Dr. Waleed Meneese, another NAIF board member, has explicitly called for fellow Muslims to kill Jews. "When the Children of Israel returned to cause corruption in the time of our Prophet Muhammad," Meneese said in a recent sermon.
"And they disbelieved him, God destroyed him at his hand. In any case, God Almighty has promised them destruction whenever they cause corruption,” he said of the Jewish people. Meneese has also called for the killing of apostates from Islam, and for the treating of non-Muslims as second-class citizens.
Former NAIF leadership
Ashrafuzzaman Khan is the former president of NAIF and a current leader at the Muslim Brotherhood-connected Islamic Circle of North America (ICNA). In 2013, he was tried in a Bangladesh court as he was accused of drafting a kill list of intellectuals inside the country.

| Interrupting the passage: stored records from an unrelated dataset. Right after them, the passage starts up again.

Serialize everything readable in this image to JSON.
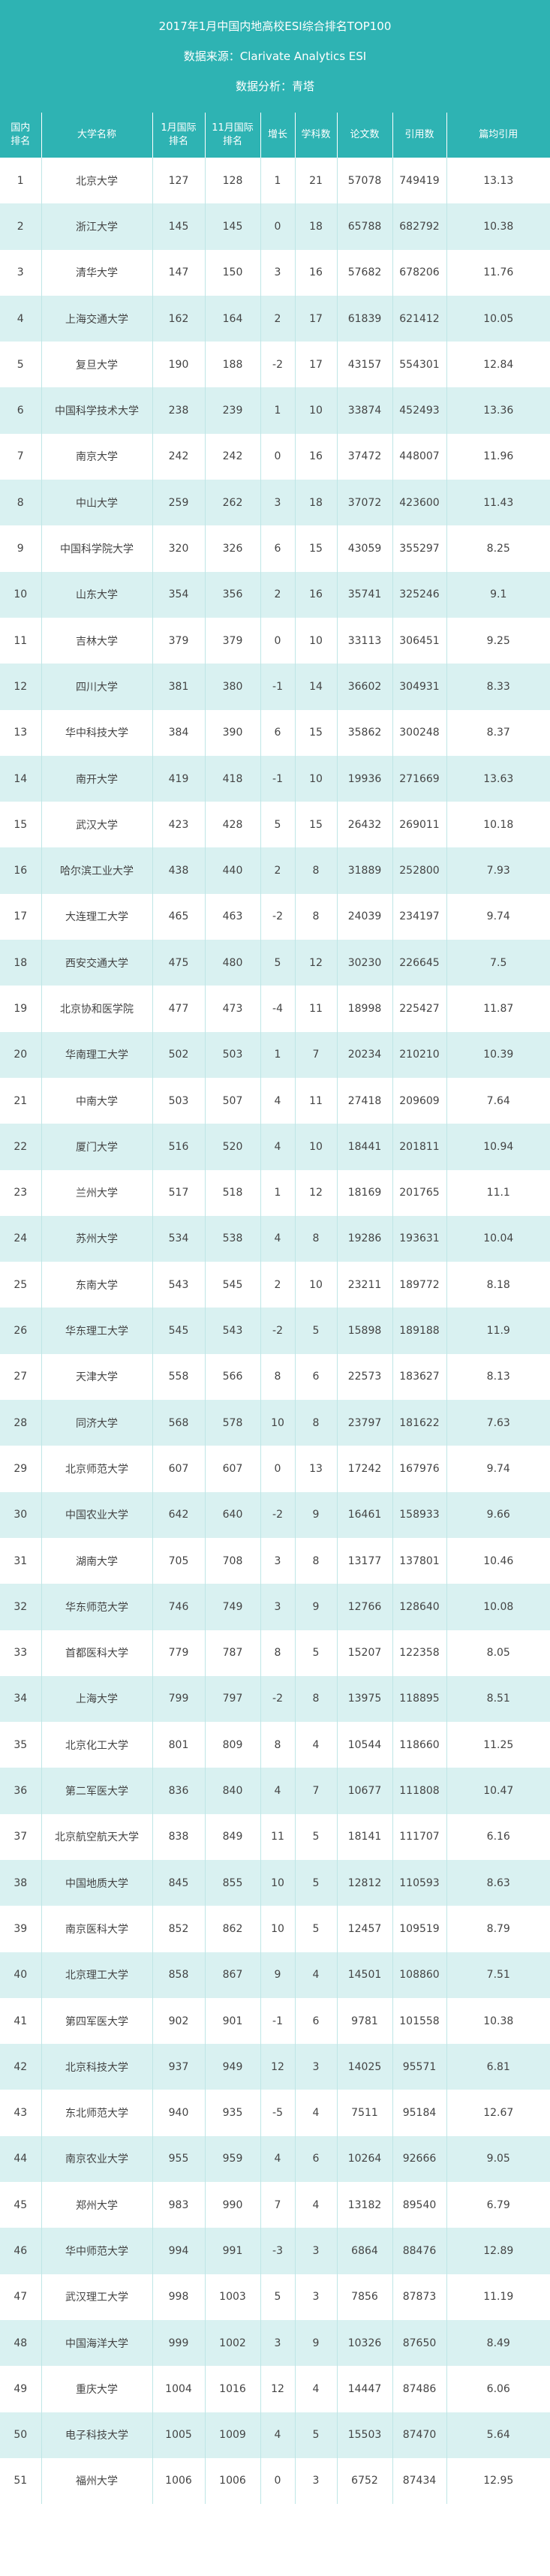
{
  "header": {
    "title": "2017年1月中国内地高校ESI综合排名TOP100",
    "source": "数据来源：Clarivate Analytics ESI",
    "analysis": "数据分析：青塔"
  },
  "columns": [
    "国内\n排名",
    "大学名称",
    "1月国际\n排名",
    "11月国际\n排名",
    "增长",
    "学科数",
    "论文数",
    "引用数",
    "篇均引用"
  ],
  "rows": [
    [
      "1",
      "北京大学",
      "127",
      "128",
      "1",
      "21",
      "57078",
      "749419",
      "13.13"
    ],
    [
      "2",
      "浙江大学",
      "145",
      "145",
      "0",
      "18",
      "65788",
      "682792",
      "10.38"
    ],
    [
      "3",
      "清华大学",
      "147",
      "150",
      "3",
      "16",
      "57682",
      "678206",
      "11.76"
    ],
    [
      "4",
      "上海交通大学",
      "162",
      "164",
      "2",
      "17",
      "61839",
      "621412",
      "10.05"
    ],
    [
      "5",
      "复旦大学",
      "190",
      "188",
      "-2",
      "17",
      "43157",
      "554301",
      "12.84"
    ],
    [
      "6",
      "中国科学技术大学",
      "238",
      "239",
      "1",
      "10",
      "33874",
      "452493",
      "13.36"
    ],
    [
      "7",
      "南京大学",
      "242",
      "242",
      "0",
      "16",
      "37472",
      "448007",
      "11.96"
    ],
    [
      "8",
      "中山大学",
      "259",
      "262",
      "3",
      "18",
      "37072",
      "423600",
      "11.43"
    ],
    [
      "9",
      "中国科学院大学",
      "320",
      "326",
      "6",
      "15",
      "43059",
      "355297",
      "8.25"
    ],
    [
      "10",
      "山东大学",
      "354",
      "356",
      "2",
      "16",
      "35741",
      "325246",
      "9.1"
    ],
    [
      "11",
      "吉林大学",
      "379",
      "379",
      "0",
      "10",
      "33113",
      "306451",
      "9.25"
    ],
    [
      "12",
      "四川大学",
      "381",
      "380",
      "-1",
      "14",
      "36602",
      "304931",
      "8.33"
    ],
    [
      "13",
      "华中科技大学",
      "384",
      "390",
      "6",
      "15",
      "35862",
      "300248",
      "8.37"
    ],
    [
      "14",
      "南开大学",
      "419",
      "418",
      "-1",
      "10",
      "19936",
      "271669",
      "13.63"
    ],
    [
      "15",
      "武汉大学",
      "423",
      "428",
      "5",
      "15",
      "26432",
      "269011",
      "10.18"
    ],
    [
      "16",
      "哈尔滨工业大学",
      "438",
      "440",
      "2",
      "8",
      "31889",
      "252800",
      "7.93"
    ],
    [
      "17",
      "大连理工大学",
      "465",
      "463",
      "-2",
      "8",
      "24039",
      "234197",
      "9.74"
    ],
    [
      "18",
      "西安交通大学",
      "475",
      "480",
      "5",
      "12",
      "30230",
      "226645",
      "7.5"
    ],
    [
      "19",
      "北京协和医学院",
      "477",
      "473",
      "-4",
      "11",
      "18998",
      "225427",
      "11.87"
    ],
    [
      "20",
      "华南理工大学",
      "502",
      "503",
      "1",
      "7",
      "20234",
      "210210",
      "10.39"
    ],
    [
      "21",
      "中南大学",
      "503",
      "507",
      "4",
      "11",
      "27418",
      "209609",
      "7.64"
    ],
    [
      "22",
      "厦门大学",
      "516",
      "520",
      "4",
      "10",
      "18441",
      "201811",
      "10.94"
    ],
    [
      "23",
      "兰州大学",
      "517",
      "518",
      "1",
      "12",
      "18169",
      "201765",
      "11.1"
    ],
    [
      "24",
      "苏州大学",
      "534",
      "538",
      "4",
      "8",
      "19286",
      "193631",
      "10.04"
    ],
    [
      "25",
      "东南大学",
      "543",
      "545",
      "2",
      "10",
      "23211",
      "189772",
      "8.18"
    ],
    [
      "26",
      "华东理工大学",
      "545",
      "543",
      "-2",
      "5",
      "15898",
      "189188",
      "11.9"
    ],
    [
      "27",
      "天津大学",
      "558",
      "566",
      "8",
      "6",
      "22573",
      "183627",
      "8.13"
    ],
    [
      "28",
      "同济大学",
      "568",
      "578",
      "10",
      "8",
      "23797",
      "181622",
      "7.63"
    ],
    [
      "29",
      "北京师范大学",
      "607",
      "607",
      "0",
      "13",
      "17242",
      "167976",
      "9.74"
    ],
    [
      "30",
      "中国农业大学",
      "642",
      "640",
      "-2",
      "9",
      "16461",
      "158933",
      "9.66"
    ],
    [
      "31",
      "湖南大学",
      "705",
      "708",
      "3",
      "8",
      "13177",
      "137801",
      "10.46"
    ],
    [
      "32",
      "华东师范大学",
      "746",
      "749",
      "3",
      "9",
      "12766",
      "128640",
      "10.08"
    ],
    [
      "33",
      "首都医科大学",
      "779",
      "787",
      "8",
      "5",
      "15207",
      "122358",
      "8.05"
    ],
    [
      "34",
      "上海大学",
      "799",
      "797",
      "-2",
      "8",
      "13975",
      "118895",
      "8.51"
    ],
    [
      "35",
      "北京化工大学",
      "801",
      "809",
      "8",
      "4",
      "10544",
      "118660",
      "11.25"
    ],
    [
      "36",
      "第二军医大学",
      "836",
      "840",
      "4",
      "7",
      "10677",
      "111808",
      "10.47"
    ],
    [
      "37",
      "北京航空航天大学",
      "838",
      "849",
      "11",
      "5",
      "18141",
      "111707",
      "6.16"
    ],
    [
      "38",
      "中国地质大学",
      "845",
      "855",
      "10",
      "5",
      "12812",
      "110593",
      "8.63"
    ],
    [
      "39",
      "南京医科大学",
      "852",
      "862",
      "10",
      "5",
      "12457",
      "109519",
      "8.79"
    ],
    [
      "40",
      "北京理工大学",
      "858",
      "867",
      "9",
      "4",
      "14501",
      "108860",
      "7.51"
    ],
    [
      "41",
      "第四军医大学",
      "902",
      "901",
      "-1",
      "6",
      "9781",
      "101558",
      "10.38"
    ],
    [
      "42",
      "北京科技大学",
      "937",
      "949",
      "12",
      "3",
      "14025",
      "95571",
      "6.81"
    ],
    [
      "43",
      "东北师范大学",
      "940",
      "935",
      "-5",
      "4",
      "7511",
      "95184",
      "12.67"
    ],
    [
      "44",
      "南京农业大学",
      "955",
      "959",
      "4",
      "6",
      "10264",
      "92666",
      "9.05"
    ],
    [
      "45",
      "郑州大学",
      "983",
      "990",
      "7",
      "4",
      "13182",
      "89540",
      "6.79"
    ],
    [
      "46",
      "华中师范大学",
      "994",
      "991",
      "-3",
      "3",
      "6864",
      "88476",
      "12.89"
    ],
    [
      "47",
      "武汉理工大学",
      "998",
      "1003",
      "5",
      "3",
      "7856",
      "87873",
      "11.19"
    ],
    [
      "48",
      "中国海洋大学",
      "999",
      "1002",
      "3",
      "9",
      "10326",
      "87650",
      "8.49"
    ],
    [
      "49",
      "重庆大学",
      "1004",
      "1016",
      "12",
      "4",
      "14447",
      "87486",
      "6.06"
    ],
    [
      "50",
      "电子科技大学",
      "1005",
      "1009",
      "4",
      "5",
      "15503",
      "87470",
      "5.64"
    ],
    [
      "51",
      "福州大学",
      "1006",
      "1006",
      "0",
      "3",
      "6752",
      "87434",
      "12.95"
    ]
  ]
}
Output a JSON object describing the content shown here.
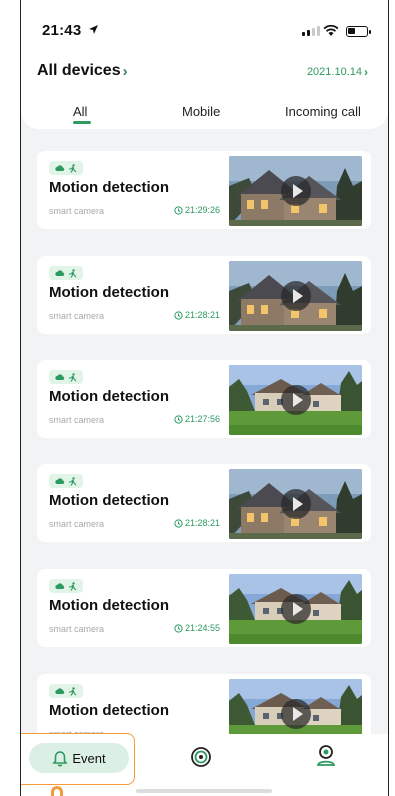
{
  "status_bar": {
    "time": "21:43"
  },
  "header": {
    "title": "All devices",
    "title_chevron": "›",
    "date": "2021.10.14",
    "date_chevron": "›"
  },
  "tabs": [
    {
      "label": "All",
      "active": true
    },
    {
      "label": "Mobile",
      "active": false
    },
    {
      "label": "Incoming call",
      "active": false
    }
  ],
  "events": [
    {
      "title": "Motion detection",
      "source": "smart camera",
      "time": "21:29:26",
      "thumbnail": "house-stone-evening"
    },
    {
      "title": "Motion detection",
      "source": "smart camera",
      "time": "21:28:21",
      "thumbnail": "house-stone-evening"
    },
    {
      "title": "Motion detection",
      "source": "smart camera",
      "time": "21:27:56",
      "thumbnail": "house-lawn-day"
    },
    {
      "title": "Motion detection",
      "source": "smart camera",
      "time": "21:28:21",
      "thumbnail": "house-stone-evening"
    },
    {
      "title": "Motion detection",
      "source": "smart camera",
      "time": "21:24:55",
      "thumbnail": "house-lawn-day"
    },
    {
      "title": "Motion detection",
      "source": "smart camera",
      "time": "",
      "thumbnail": "house-lawn-day"
    }
  ],
  "bottom_nav": {
    "event_label": "Event",
    "icons": [
      "bell-icon",
      "camera-lens-icon",
      "user-profile-icon"
    ]
  },
  "colors": {
    "accent": "#2d9a5f",
    "badge_bg": "#e2f3e8",
    "background": "#f2f3f5",
    "highlight": "#f39a3a"
  }
}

Egyptian cleric Wagdi Ghoneim was the chairman of NAIF at the turn of the century. In 2005, he agreed to deportation to Qatar after U.S. authorities were concerned about his potential connections to terrorist organizations. Ghoneim has called Osama bin Laden a “martyred heroic mujahid” and is now closely tied to the Egyptian Muslim Brotherhood. He has been banned from entering several countries due to his radicalism.
Another former NAIF board member is Siraj Wahhaj, who was infamously listed as an unindicted co-conspirator in the 1993 World Trade Center bombings. Wahhaj testified in defense of the Blind Sheikh, Omar Abdel-Rahman, who served a life sentence for being the mastermind behind terrorist plots in the United States.
The North American Imam Federation is perhaps best known as the group that allegedly planned and staged the “flying imams” incident. After a 2006 NAIF conference, several imams connected to the group were booted from a domestic flight after exhibiting bizarre, threatening behavior, terrifying fellow passengers.
NAIF and the Hamas-tied Council on American Islamic Relations (CAIR) showcased the incident as a prime example of America’s supposed problem with so-called “Islamophobia.”
|Female journalist kidnapped, gang-raped, mutilated, and killed by Imam Ashraf Khan personally in 1971.|
|Just a few of the Bangladeshi intellectuals killed by Ashraf Khan's Islamist thugs in 1971.|
|Bangladeshi women demanding in NYC for deportation of Ashraf Khan protected then by Obama & Clinton.|
|Ashraf Khan the rapist, kidnapper, murderer Imam is now claiming to be a human-rights activist in NYC.|
Bangladeshi Islamist War-criminals Prospering In New York City.